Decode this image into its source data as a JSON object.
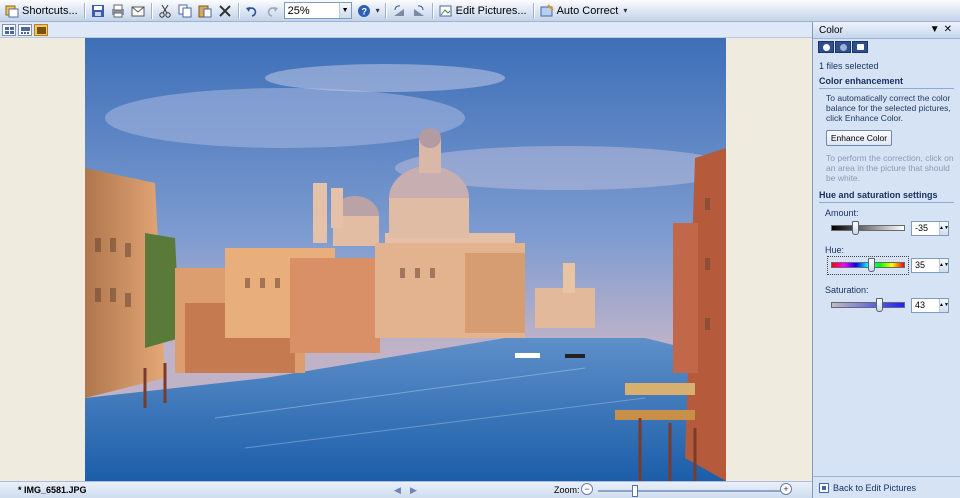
{
  "toolbar": {
    "shortcuts_label": "Shortcuts...",
    "zoom_value": "25%",
    "edit_pictures_label": "Edit Pictures...",
    "auto_correct_label": "Auto Correct"
  },
  "statusbar": {
    "file_name": "* IMG_6581.JPG",
    "zoom_label": "Zoom:",
    "zoom_level_fraction": 0.2
  },
  "pane": {
    "title": "Color",
    "files_selected": "1 files selected",
    "color_enhancement_title": "Color enhancement",
    "color_enhancement_desc": "To automatically correct the color balance for the selected pictures, click Enhance Color.",
    "enhance_button": "Enhance Color",
    "enhance_hint": "To perform the correction, click on an area in the picture that should be white.",
    "hue_sat_title": "Hue and saturation settings",
    "amount_label": "Amount:",
    "amount_value": "-35",
    "amount_fraction": 0.33,
    "hue_label": "Hue:",
    "hue_value": "35",
    "hue_fraction": 0.55,
    "saturation_label": "Saturation:",
    "saturation_value": "43",
    "saturation_fraction": 0.67,
    "back_link": "Back to Edit Pictures"
  },
  "colors": {
    "pane_background": "#d6e3f5",
    "section_title": "#15305f",
    "nav_button": "#2e4f8f"
  }
}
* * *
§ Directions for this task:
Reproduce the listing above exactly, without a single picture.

§ Answer section:
Decode this image into its source data as a JSON object.
{
  "toolbar": {
    "shortcuts_label": "Shortcuts...",
    "zoom_value": "25%",
    "edit_pictures_label": "Edit Pictures...",
    "auto_correct_label": "Auto Correct"
  },
  "statusbar": {
    "file_name": "* IMG_6581.JPG",
    "zoom_label": "Zoom:",
    "zoom_level_fraction": 0.2
  },
  "pane": {
    "title": "Color",
    "files_selected": "1 files selected",
    "color_enhancement_title": "Color enhancement",
    "color_enhancement_desc": "To automatically correct the color balance for the selected pictures, click Enhance Color.",
    "enhance_button": "Enhance Color",
    "enhance_hint": "To perform the correction, click on an area in the picture that should be white.",
    "hue_sat_title": "Hue and saturation settings",
    "amount_label": "Amount:",
    "amount_value": "-35",
    "amount_fraction": 0.33,
    "hue_label": "Hue:",
    "hue_value": "35",
    "hue_fraction": 0.55,
    "saturation_label": "Saturation:",
    "saturation_value": "43",
    "saturation_fraction": 0.67,
    "back_link": "Back to Edit Pictures"
  },
  "colors": {
    "pane_background": "#d6e3f5",
    "section_title": "#15305f",
    "nav_button": "#2e4f8f"
  }
}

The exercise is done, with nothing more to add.